The Hawaii County Council plans to vote on August 18 whether to ban government use of the weed killer entirely from the Island of Hawai’i, usually referred to as the “Big Island.” The vote comes after a decision by an international agency to declare that Roundup’s active ingredient, glyphosate, was a “probable carcinogen.”
The vote on Bill 71 was delayed following extensive testimony at an August 4 meeting, when the vote was originally scheduled. However, 45 people ended up testifying at the meeting, with the vast majority of them calling for the herbicide to be banned in Hawaii County.
Some residents testified that they had been sprayed directly with Roundup by trucks going down the road. The county itself pays $30,000 annually to buy Roundup, and the ban would stop that use entirely. It accounts for between 25-30% of herbicide use by the county.
If approved, the Roundup ban would not affect private use.
Roundup Cancer Concerns
Roundup is one of the most widely used herbicides, which was introduced by Monsanto in the 1970s containing the active ingredient glyphosate.

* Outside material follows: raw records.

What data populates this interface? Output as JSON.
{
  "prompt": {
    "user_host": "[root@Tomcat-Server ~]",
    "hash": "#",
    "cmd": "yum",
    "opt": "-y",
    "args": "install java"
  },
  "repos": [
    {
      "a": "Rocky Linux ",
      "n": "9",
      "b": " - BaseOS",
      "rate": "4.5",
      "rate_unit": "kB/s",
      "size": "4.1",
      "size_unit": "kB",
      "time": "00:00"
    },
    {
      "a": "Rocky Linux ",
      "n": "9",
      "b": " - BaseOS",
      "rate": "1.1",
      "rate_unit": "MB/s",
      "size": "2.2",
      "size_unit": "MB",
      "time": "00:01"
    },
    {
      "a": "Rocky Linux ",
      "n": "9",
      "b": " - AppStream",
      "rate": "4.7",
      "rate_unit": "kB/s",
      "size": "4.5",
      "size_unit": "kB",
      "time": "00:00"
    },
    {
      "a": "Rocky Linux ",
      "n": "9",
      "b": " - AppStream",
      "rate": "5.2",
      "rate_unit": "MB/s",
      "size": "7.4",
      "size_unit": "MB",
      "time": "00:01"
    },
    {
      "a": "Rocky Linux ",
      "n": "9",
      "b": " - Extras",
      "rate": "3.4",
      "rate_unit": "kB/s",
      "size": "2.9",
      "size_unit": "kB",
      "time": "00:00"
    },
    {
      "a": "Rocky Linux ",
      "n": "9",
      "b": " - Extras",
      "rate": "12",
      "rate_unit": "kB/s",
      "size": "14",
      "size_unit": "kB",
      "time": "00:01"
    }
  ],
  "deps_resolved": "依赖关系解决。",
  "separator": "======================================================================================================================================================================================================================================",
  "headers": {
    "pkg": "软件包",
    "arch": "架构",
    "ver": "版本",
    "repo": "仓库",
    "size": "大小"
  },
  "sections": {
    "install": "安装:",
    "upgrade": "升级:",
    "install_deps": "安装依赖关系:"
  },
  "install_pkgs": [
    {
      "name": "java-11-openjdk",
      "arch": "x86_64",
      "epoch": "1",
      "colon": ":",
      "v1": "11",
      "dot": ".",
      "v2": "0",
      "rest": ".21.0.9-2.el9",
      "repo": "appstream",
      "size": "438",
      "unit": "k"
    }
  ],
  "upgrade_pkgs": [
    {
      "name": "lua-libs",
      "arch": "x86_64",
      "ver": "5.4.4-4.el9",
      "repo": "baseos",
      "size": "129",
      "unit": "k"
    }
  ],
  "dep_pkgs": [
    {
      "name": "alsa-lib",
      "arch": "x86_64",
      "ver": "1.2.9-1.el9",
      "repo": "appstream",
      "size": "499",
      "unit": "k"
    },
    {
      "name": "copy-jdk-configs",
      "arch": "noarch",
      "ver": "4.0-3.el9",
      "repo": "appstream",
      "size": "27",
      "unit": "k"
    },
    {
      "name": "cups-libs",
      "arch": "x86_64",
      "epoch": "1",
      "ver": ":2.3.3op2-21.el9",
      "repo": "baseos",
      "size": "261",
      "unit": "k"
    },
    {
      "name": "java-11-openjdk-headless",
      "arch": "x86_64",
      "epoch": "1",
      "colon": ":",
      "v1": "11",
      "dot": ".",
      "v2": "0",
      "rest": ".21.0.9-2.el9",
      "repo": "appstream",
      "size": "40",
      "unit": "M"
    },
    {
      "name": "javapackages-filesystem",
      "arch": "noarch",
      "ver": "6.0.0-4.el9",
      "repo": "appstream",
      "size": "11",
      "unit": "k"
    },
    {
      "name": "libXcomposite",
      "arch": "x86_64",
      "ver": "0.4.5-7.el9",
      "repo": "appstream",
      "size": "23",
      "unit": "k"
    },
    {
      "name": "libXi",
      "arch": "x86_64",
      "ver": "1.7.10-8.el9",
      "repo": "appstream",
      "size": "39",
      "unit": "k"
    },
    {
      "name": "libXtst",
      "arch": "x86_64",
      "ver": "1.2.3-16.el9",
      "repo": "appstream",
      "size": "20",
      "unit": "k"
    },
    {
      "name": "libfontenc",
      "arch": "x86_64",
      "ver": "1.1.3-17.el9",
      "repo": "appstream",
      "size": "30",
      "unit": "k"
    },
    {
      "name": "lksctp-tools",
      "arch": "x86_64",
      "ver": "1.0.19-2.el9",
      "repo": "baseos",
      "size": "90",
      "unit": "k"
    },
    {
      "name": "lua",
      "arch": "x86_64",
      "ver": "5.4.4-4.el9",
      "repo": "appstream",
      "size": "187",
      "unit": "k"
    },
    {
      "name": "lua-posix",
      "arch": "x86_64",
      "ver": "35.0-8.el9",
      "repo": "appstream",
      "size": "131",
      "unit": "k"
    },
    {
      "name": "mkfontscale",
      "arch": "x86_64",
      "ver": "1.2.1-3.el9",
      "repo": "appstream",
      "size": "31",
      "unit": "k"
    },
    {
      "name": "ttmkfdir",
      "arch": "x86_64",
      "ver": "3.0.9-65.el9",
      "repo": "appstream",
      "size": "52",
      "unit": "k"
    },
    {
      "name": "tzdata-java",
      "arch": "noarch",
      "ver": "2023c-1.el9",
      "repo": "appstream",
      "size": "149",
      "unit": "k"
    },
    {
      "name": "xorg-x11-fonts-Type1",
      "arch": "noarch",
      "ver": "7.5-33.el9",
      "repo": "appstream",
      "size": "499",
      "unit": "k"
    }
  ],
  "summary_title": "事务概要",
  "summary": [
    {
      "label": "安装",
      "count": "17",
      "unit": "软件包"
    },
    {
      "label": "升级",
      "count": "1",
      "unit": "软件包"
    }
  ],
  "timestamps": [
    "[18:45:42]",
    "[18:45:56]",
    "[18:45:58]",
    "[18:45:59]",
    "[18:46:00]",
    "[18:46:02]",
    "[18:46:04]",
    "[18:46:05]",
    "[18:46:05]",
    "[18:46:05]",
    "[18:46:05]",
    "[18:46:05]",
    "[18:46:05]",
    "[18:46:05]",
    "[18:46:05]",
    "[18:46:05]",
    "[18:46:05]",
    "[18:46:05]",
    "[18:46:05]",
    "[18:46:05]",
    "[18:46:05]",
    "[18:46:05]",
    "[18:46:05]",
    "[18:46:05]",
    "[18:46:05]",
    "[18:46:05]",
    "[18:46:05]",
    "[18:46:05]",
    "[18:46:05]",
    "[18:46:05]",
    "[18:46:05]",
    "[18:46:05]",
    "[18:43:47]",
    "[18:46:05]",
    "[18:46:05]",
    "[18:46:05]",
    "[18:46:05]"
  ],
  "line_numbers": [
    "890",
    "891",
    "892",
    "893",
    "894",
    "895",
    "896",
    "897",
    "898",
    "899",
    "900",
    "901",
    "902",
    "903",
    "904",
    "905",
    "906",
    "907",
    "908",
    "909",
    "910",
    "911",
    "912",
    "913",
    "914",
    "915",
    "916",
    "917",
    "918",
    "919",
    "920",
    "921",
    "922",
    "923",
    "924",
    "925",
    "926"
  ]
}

However, concerns have emerged in recent months about the potential link between Roundup and cancer, after the World Health Organization’s International Agency for Research on Cancer (IARC) issued a warning in March about the potential human health side effects of glyphosate.
The IARC declared the chemical a probable carcinogen and linked exposure to a possible risk of Non-Hodgkins Lymphoma, as well as skin cancer, pancreatic cancer, and kidney cancer.
Monsanto has said that the IARC’s conclusions were agenda-driven and based on “junk science,” and has said it is convening its own independent panel to review the cancer risks of Roundup, which is the most widely used weed killer in the world.
Consumer use of Roundup began to skyrocket in the mid 1990s, after Monsanto introduced genetically engineered crops to withstand treatment with Roundup, killing the weeds and not the crops. Genetically modified crops, like corn and soybean, are branded as being “Roundup Ready.”
Some weeds have developed resistance to glyphosate, thus forcing farmers to use higher quantities of Roundup.
The U.S. Geological Survey estimated agricultural use of glyphosate increased drastically from 110 million pounds in 2002, now to more than 283 million pounds in 2012.
The U.S. Environmental Protection Agency (EPA) announced in April that it plans to address the safety concerns of glyphosate during the regular EPA safety review hearing occurring soon. Researchers warn pesticides are commonly detected in the air, food and water near areas that have been sprayed.
France recently banned the sale of Roundup at garden centers across the country, following the WHO cancer warnings. The ban was enacted in April, and French officials said they plan to ban the use of all pesticides for home-gardening by 2022. The decision was reached one month after the findings of the IARC study were published.
A number of consumers diagnosed with non-Hodgkins lymphoma or other forms of cancer are now considering potential Roundup lawsuits against Monsanto, alleging that inadequate warnings were provided about the potential side effects of the weedkiller.